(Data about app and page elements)

►

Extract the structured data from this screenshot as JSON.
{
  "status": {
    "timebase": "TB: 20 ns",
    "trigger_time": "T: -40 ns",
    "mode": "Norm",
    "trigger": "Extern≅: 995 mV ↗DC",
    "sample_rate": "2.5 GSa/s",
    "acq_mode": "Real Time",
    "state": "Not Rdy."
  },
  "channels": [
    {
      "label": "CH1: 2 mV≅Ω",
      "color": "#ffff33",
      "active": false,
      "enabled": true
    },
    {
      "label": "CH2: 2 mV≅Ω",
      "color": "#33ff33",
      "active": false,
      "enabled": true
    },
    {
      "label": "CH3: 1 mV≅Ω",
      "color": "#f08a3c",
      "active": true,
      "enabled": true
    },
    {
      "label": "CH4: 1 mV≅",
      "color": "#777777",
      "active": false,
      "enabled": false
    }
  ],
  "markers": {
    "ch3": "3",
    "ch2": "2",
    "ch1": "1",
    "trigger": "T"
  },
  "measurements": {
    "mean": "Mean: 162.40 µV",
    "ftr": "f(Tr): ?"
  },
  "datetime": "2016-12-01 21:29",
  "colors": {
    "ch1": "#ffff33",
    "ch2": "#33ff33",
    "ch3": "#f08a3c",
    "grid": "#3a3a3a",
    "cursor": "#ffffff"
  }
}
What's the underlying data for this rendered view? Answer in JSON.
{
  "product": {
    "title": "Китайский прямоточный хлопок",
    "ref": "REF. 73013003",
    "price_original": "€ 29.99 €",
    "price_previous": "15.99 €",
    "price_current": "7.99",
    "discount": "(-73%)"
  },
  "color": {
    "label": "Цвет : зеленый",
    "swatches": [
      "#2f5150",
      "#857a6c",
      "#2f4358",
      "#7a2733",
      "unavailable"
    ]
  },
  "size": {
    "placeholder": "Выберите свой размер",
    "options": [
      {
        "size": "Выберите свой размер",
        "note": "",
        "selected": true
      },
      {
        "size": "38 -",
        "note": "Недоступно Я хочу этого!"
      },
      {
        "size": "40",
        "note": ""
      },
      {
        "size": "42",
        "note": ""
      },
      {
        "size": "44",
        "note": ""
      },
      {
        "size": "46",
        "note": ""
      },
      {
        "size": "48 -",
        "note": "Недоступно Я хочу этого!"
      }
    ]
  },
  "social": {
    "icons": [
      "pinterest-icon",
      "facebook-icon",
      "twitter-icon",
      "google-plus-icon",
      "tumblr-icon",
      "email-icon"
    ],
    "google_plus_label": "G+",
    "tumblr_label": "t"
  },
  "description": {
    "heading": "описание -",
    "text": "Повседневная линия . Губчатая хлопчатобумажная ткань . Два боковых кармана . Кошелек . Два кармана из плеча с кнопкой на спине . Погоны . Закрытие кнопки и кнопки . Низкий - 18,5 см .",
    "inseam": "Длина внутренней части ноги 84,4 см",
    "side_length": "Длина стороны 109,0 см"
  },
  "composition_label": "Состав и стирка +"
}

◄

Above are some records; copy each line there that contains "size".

**Reply to the exercise**
  "size": {
        "size": "Выберите свой размер",
        "size": "38 -",
        "size": "40",
        "size": "42",
        "size": "44",
        "size": "46",
        "size": "48 -",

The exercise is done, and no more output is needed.